Congratulations to the Golden State Warriors! On Monday night, the NBA’s version of Godzilla rose up and devoured the Cleveland Cavaliers again to win this year’s crown by a four games to one margin. The same two teams have now faced-off for the NBA Championship for three consecutive years with Golden State now owning a 2-1 advantage. Will these two teams meet yet again in 2018?
Predictably, the sports media is in overdrive trying to figure out how the other 29 teams in the NBA can defeat this Golden State juggernaut next season and beyond. The whiners believe that the winners must have cheated their way to the top. Can’t the NBA add new rules to prevent these so-called super-teams like Golden State and Cleveland from beating-up on the other teams every season?
Let’s take a closer look at how these obviously sneaky and evil Golden State Warriors moved their way to the top of the NBA.
Of the Warrior’s starting five, two players were selected in the first round (Stephen Curry – 7th overall pick in 2009 and Klay Thompson – 11th overall in 2011) while Draymond Green was drafted in the second round (35th pick overall in 2012). The other two starters were drafted by other teams and came via free agency. The center, Zaza Pachulia, was a second round pick in 2003 and had already played for five other NBA teams. The final starter, Kevin Durant, was a first round pick (2nd overall selection by Seattle/OKC in 2007) and came to Golden State last year via free agency in search of a championship ring (gasp – how selfish of him!).
In summary – three draft picks by Golden State, a 14-year NBA journeyman center, and a high-profile (and high scoring) free agent signee. That’s it.
By tragic comparison, this year’s worst team, the Brooklyn Nets, has drafted 30 players in the first and second rounds since the year 2000. Only one player (Brook Lopez – 10th overall pick in 2008) remains on the roster. Most of the other 29 picks? Gone. Like, out-of-the-league gone.
Get your pencil ready for one of the secrets! Draft good players, develop those good players, and keep those good players.
But wait! Who drafted these players? Yes, the team’s ownership, general manager, and coaches all help to make those draft/hiring decisions.
From 1994 through 2011, the Golden State Warriors epitomized losing.

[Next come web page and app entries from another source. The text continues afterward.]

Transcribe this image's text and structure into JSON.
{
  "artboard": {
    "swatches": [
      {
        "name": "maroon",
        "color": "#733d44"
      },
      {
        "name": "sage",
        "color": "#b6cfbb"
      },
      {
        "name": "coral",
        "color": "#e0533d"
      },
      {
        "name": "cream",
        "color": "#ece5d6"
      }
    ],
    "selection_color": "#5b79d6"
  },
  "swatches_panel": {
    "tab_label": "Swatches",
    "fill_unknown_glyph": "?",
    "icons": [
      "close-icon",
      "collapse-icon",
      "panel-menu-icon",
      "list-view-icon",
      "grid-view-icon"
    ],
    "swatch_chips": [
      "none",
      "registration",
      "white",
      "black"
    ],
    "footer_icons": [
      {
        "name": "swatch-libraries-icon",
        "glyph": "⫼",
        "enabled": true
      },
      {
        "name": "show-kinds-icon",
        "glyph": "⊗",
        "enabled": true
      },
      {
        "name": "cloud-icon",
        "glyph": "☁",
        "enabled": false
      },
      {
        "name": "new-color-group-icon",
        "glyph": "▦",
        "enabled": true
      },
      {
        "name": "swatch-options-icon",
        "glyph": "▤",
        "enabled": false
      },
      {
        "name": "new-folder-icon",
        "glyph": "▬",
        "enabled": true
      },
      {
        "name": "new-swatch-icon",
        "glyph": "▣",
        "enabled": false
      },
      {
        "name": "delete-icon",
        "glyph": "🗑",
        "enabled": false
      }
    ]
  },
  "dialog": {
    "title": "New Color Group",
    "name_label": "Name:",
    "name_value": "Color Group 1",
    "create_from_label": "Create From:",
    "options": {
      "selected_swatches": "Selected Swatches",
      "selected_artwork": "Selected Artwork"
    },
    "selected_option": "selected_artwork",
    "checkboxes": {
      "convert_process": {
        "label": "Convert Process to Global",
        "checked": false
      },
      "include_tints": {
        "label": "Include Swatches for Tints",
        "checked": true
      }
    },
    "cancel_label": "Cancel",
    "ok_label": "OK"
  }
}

Only one playoff team in 17 years.
Fortunately for Warriors fans, an infusion of new ownership (Joe Lacob) bought the franchise in 2010. Lacob, who made his fortune working with a venture capital investing firm, also learned the NBA ropes as a part-owner of the Boston Celtics from 2006-2010. The new owner hired a new general manager, Bob Myers, in 2011 and the current head coach, Steve Kerr, was brought in to lead the team in 2014. Kerr was a former NBA player with seven championship rings (five in Chicago and two with San Antonio) and had most recently been the general manager with the Phoenix Suns. No NBA head coaching experience!
In summary, the Golden State Warriors now have a motivated owner with a history of business success who wants to build and maintain a winner. He hired a general manager who drafted talented and unselfish players. Then, a bright head coach with seven championship rings was added to help guide a talented group of players on how to play unselfishly and to win championships.
All of this was done within the current rules of the NBA’s salary constraints.
OK, these aren’t really secrets. San Antonio has known this for twenty years (with five championships). And Boston is learning quickly.
Pick a business – any business. A company/organization/team with great management which empowers its employees to succeed usually rises to the top year after year. Warren Buffett has been buying companies with those same qualities for decades. Buffett wisely leaves the management team alone to keep doing the same thing and continue to build more profits and value.
So, sports fans. Watch your favorite team’s ownership, the GM and coaches, and the annual player drafts very carefully. The consistently good teams will select the type of players (skills and character) which best fit their system. And, like a good business, they usually keep winning. Year after year after year!